(Video) 'Carol' Movie Trailer: Set in 1950s New York, a department store clerk who dreams of a better life falls for an older, married woman
Run Time: 1 hour 58 minutes
Stars: Cate Blanchett, Kyle Chandler, Rooney Mara
Director: Todd Haynes
It's mid-century Manhattan, and a sweet young woman named Therese (bright-eyed Rooney Mara) has her life in a holding pattern, working the toy department at a Macy's-like store and halfheartedly hanging on with a boyfriend.
Then one day 40-something Carol walks into the store, oozing affluence and undefined melancholy. She's shopping for her daughter, but as her encounter with Therese lingers, it's clear there is some stronger attraction between the two. They become friends at first, but as we could tell from the moments their eyes met over a dollhouse, they are destined for something deeper.
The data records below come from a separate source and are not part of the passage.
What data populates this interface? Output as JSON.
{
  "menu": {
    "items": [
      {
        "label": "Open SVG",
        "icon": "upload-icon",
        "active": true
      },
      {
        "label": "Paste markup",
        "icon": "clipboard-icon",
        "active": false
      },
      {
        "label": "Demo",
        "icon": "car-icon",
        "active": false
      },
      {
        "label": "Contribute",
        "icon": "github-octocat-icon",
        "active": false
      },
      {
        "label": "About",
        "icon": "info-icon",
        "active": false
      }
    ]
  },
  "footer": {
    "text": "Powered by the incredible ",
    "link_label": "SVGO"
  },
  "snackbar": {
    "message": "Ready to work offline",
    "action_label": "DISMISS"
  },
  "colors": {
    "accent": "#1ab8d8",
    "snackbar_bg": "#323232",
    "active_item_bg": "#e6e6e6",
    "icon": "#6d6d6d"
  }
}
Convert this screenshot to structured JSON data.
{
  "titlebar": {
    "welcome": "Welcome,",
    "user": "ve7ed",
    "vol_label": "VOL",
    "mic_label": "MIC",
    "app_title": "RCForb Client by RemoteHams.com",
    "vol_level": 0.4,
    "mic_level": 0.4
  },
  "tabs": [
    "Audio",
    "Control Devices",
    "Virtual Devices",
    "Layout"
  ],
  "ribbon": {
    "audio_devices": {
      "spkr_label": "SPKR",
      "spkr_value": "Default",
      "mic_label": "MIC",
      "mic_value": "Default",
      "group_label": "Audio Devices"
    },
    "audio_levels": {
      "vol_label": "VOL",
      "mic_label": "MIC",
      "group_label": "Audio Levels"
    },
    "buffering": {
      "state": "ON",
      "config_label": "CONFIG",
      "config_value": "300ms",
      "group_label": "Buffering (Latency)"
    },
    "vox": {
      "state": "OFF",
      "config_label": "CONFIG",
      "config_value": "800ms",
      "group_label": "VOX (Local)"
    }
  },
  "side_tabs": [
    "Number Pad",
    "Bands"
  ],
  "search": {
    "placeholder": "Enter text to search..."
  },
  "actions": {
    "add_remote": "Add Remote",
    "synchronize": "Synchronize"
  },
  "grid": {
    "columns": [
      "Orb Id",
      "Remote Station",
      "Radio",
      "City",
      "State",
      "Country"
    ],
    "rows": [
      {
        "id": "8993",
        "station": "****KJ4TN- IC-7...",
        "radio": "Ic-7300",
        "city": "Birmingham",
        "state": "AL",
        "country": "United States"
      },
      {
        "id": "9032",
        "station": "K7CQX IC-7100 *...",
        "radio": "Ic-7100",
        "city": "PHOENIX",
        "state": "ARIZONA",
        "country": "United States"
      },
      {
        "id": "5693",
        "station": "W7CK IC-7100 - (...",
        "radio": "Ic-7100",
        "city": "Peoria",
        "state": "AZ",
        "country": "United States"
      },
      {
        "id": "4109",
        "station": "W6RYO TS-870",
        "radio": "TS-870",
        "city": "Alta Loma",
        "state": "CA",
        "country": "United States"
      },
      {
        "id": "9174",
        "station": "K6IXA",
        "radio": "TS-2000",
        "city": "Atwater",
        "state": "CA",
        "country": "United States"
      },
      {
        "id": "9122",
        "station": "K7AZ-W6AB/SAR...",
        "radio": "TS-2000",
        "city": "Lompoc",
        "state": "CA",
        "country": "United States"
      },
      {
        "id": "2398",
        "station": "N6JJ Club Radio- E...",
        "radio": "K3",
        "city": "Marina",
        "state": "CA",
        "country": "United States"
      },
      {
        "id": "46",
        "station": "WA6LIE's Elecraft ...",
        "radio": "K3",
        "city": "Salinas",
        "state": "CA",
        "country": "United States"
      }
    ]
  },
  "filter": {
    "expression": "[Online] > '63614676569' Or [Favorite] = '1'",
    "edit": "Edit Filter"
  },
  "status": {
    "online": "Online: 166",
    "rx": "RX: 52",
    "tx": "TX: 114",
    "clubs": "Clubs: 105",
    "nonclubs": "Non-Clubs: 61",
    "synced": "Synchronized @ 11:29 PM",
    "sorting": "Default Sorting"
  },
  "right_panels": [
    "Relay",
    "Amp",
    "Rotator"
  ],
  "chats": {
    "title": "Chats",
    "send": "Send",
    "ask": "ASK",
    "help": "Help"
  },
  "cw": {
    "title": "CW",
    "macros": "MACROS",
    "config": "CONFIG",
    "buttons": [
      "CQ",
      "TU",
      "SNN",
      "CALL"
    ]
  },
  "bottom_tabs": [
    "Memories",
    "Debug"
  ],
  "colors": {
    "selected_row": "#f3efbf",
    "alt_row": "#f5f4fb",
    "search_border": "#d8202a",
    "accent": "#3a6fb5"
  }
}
Of course, in the movies — much less 1950s America — the road of love is never smooth. Carol has a husband (Kyle Chandler) who has finally had it up to here with his wife's indiscretions, and he's declared either she settles down with him for good or the marriage is kaput. The stakes are raised, of course, because under the circumstances he would gain custody of their daughter.
Courtesy of The Weinstein Company
With her Katharine Hepburn face and Lauren Bacall voice, Blanchett commands every frame of Carol, even the few moments when she's not on-screen. Her pain is evident from the first glimpse; her passion glows like an ember just beneath her translucent skin. In a career of superb performances (Blue Jasmine, The Aviator), this is her finest hour.
As her young lover, Mara is just about perfect as well. While Therese at first casts the image of an utter innocent, slowly and masterfully, Mara allows us to see behind that exterior to reveal a young woman who, although she may not quite know what she wants in life, will do whatever it takes to root it out.
Carol's husband could easily have been made the villain of the piece, but in Chandler's hands he is a tragic character, confused by his wife's inattention and endlessly devoted to his daughter. He wants this marriage to work so badly that we can feel his heartache as every last hope drops away.
As he did with his gloriously realized 2002 domestic drama Far From Heaven, director Todd Haynes once more brings a story of how, in the pursuit of dreams, even happy endings can come with collateral damage.
Bill Newcott is a writer, editor and movie critic for AARP Media.